Minneola group turns graffiti-laden problem area into blank canvas for local artists with an eye for beauty and a heart for community.
Once walkers, runners, and bicyclists catch a glimpse of what’s been so boldly painted on an overpass tunnel, located directly under U.S. Highway 27 along the South Lake Trail, they may not be able to help but stop in their tracks – or at least slow down.
That’s because the site, just west of Minneola Trailhead Park, consists of vibrant 15X9-foot works of art by local artists, commissioned by members of the Minneola Artworx committee.
The initiative is part of the ‘Murals on the Trail’ project that Lisa Jones, a former Minneola councilwoman and owner of Vantage Realty, spearheaded.
Lisa says the project is intended to unify the community, attract visitors, and curb graffiti that before the murals, was well on its way to turning the tunnel into an eyesore.
“For several years, I noticed graffiti along this Minneola overpass, and I continued to bring it up to the city. After one formal discussion, city officials said, ‘OK, go ahead and do something,’ Lisa says, explaining that the city’s stamp of approval to find a proactive solution to the city’s graffiti problem, brought Lisa, Josie Dix, Gustavo (Gus) Ortiz, Diane Revels, Lisa Harris and Jimmy Chiefari together to brainstorm the best approach.
The team of arts advocates, made up of a diverse segment of the community, created the Minneola Artworx committee, and were adopted by the Minneola City Council as an entity with a goal of integrating art into the city.
The group met with leaders from the City of Ocala since they have used murals to achieve similar goals, and from that, devised a plan of their own.
“We did some research and found that when you bring art to the community, people will come to look at the art and spend money in the community. The whole point of this is to really feed our community, feed our culture, feed our businesses, feed our people, and just feed our souls really,” Lisa adds, explaining that funding for the project came from private sponsorships so that taxpayers or the city, were not burdened.

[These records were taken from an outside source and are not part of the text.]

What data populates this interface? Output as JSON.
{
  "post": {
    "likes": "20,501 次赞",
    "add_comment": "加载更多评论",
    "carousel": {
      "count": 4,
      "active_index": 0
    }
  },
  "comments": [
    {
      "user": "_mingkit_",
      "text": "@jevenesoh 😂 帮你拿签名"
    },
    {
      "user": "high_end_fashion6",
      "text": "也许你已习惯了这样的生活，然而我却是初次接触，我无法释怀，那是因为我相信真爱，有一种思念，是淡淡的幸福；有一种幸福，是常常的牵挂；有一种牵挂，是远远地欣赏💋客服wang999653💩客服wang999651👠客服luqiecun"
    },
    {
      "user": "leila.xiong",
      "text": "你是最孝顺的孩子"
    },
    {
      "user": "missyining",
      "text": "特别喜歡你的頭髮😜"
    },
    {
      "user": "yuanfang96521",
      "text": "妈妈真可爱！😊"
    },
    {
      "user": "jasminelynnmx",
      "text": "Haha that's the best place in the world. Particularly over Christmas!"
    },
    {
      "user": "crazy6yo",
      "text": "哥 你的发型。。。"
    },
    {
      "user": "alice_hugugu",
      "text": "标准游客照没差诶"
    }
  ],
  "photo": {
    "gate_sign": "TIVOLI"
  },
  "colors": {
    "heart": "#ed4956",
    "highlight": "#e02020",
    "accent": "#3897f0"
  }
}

Sponsors like Orlando Health and Duke Energy have taken the lead, but others are still welcome.
“The more the community gets involved, the more pride they have in their town.”
As for the murals, the committee invited students who attend any Minneola school to participate by submitting designs. One student from each school was chosen to paint a mural, then the opportunity was extended to local artists.
Artists whose concepts are chosen, get $500 in compensation for time and supplies to paint the mural. Students receive $250 for themselves and $250 for their respective schools.
Lisa Harris says she has heard nothing but positives about the project.
“I have been coming and sitting down here for weeks while the murals have been painted, and I’d say well over 200 people have either told me or the artist how much they love this whole thing,” Lisa Harris says of the 11 of 20 murals that have been painted thus far. “A lot of them live here off of the trail, and they hated the graffiti, it made them sad, but these images make them feel happy.”
Additionally, one of the murals which consists of hundreds of handprints, all in primary colors, was a community effort.
Josie says that particular mural adds nostalgia to the project, because when those who had a part in it return, they know exactly which handprint belongs to them.
“That was a really cool thing people got to do, and we really got good feedback from it,” Gus says. “Every handprint up there represents a person in the community who contributed something to the project.”
Gus says the team found it important to involve the community in the project as much as possible, especially since the theme of the murals they chose, is ‘community.’
“The more the community gets involved, the more pride they have in their town,” he says, adding that, “Slowly, all of the graffiti is going away and all these murals are going up, so that sense of pride is starting to build.”
With that, committee members say any attempts to deface completed murals will be met by a sealant that allows unauthorized graffiti to be washed right off.
They do hope street artists will submit applications for their work to be officially considered, however.
“We have some really cool things going on, and we are open to all kinds of artists, they just have to go through the formal process,” Gus says. “The main thing is that we really love the community and the arts.”
“The two are a really good kismet, they are really good partners, so we are trying to find opportunities to bring the arts to the community and do it in a way so the community can bring the arts to us,” he adds.
Artists interested in applying for one of the remaining mural spots should visit the Minneola Artworx website at minneolaartworx.org/artist-registry before the Aug. 15 deadline.